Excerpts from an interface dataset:
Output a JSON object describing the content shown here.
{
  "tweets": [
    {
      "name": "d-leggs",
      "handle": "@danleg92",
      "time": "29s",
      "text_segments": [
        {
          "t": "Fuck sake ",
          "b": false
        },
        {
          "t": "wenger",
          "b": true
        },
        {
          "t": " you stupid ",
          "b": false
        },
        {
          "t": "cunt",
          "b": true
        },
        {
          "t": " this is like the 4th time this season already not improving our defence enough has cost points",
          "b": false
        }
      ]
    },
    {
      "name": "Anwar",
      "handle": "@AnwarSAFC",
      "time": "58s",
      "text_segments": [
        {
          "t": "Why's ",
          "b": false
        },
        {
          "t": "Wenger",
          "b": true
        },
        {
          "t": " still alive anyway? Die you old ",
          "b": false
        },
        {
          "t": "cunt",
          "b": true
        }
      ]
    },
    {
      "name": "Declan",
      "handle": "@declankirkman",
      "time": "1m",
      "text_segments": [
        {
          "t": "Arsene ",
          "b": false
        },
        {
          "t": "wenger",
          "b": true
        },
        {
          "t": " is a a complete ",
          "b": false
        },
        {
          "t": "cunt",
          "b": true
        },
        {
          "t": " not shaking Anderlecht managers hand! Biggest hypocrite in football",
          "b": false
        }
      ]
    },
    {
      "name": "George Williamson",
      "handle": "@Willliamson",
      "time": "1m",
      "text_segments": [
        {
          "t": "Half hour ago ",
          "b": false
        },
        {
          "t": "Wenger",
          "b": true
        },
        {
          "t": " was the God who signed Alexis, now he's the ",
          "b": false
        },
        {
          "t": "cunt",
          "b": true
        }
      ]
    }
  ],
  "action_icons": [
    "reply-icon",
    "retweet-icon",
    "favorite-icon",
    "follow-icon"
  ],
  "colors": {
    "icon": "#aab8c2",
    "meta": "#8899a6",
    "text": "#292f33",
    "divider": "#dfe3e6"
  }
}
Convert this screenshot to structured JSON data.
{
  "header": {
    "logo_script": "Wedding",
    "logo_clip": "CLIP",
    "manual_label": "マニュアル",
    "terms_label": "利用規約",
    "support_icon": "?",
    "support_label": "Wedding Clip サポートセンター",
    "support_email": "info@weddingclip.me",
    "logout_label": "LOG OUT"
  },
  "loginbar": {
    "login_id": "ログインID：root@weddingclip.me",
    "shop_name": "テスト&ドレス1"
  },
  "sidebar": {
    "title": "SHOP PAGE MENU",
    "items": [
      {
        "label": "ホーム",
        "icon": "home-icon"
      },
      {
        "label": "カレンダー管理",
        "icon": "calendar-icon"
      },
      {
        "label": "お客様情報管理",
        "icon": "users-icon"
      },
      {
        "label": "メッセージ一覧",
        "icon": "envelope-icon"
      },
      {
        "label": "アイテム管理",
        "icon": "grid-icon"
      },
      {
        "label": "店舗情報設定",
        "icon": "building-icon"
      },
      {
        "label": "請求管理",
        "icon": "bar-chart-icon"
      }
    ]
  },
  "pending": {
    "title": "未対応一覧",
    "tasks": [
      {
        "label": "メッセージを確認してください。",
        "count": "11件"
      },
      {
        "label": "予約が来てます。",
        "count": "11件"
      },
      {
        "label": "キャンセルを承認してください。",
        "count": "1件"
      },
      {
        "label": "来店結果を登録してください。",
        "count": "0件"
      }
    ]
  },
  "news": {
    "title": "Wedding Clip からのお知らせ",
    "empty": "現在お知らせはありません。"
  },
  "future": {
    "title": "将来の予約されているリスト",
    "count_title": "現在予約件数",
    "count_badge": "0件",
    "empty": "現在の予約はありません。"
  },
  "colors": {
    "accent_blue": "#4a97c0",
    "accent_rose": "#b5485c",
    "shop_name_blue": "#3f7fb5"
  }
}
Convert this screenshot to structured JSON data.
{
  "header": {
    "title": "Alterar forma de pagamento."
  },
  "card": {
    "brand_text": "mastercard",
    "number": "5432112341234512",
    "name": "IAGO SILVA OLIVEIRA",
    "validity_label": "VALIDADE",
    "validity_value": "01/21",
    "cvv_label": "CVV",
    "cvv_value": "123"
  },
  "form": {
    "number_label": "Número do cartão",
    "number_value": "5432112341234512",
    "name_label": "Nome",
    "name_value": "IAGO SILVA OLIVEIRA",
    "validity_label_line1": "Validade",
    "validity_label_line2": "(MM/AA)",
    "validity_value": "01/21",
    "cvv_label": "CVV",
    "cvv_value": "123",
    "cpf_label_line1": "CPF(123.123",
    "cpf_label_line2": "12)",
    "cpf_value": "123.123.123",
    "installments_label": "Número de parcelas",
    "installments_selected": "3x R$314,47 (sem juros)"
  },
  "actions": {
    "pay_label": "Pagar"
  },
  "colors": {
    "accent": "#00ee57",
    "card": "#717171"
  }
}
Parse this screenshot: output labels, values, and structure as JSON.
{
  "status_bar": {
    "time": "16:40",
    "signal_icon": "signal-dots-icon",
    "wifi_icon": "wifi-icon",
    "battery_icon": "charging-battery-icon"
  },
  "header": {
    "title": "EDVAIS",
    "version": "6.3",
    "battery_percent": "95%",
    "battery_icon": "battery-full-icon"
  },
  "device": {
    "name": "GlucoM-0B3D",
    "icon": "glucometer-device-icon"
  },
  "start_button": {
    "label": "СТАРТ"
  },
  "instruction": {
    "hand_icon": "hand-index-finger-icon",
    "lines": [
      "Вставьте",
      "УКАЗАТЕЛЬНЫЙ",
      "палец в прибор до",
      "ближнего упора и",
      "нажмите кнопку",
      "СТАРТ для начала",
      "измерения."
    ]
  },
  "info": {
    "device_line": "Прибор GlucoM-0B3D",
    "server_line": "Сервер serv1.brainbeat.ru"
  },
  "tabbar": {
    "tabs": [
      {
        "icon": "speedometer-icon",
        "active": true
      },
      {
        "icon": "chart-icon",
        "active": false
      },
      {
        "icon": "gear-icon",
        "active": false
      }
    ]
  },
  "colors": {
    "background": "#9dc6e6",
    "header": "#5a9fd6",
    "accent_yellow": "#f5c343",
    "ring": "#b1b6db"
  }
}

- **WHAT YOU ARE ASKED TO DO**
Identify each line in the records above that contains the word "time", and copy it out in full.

- **EXERCISE SOLUTION**
      "time": "29s",
          "t": " this is like the 4th time this season already not improving our defence enough has cost points",
      "time": "58s",
      "time": "1m",
      "time": "1m",
    "time": "16:40",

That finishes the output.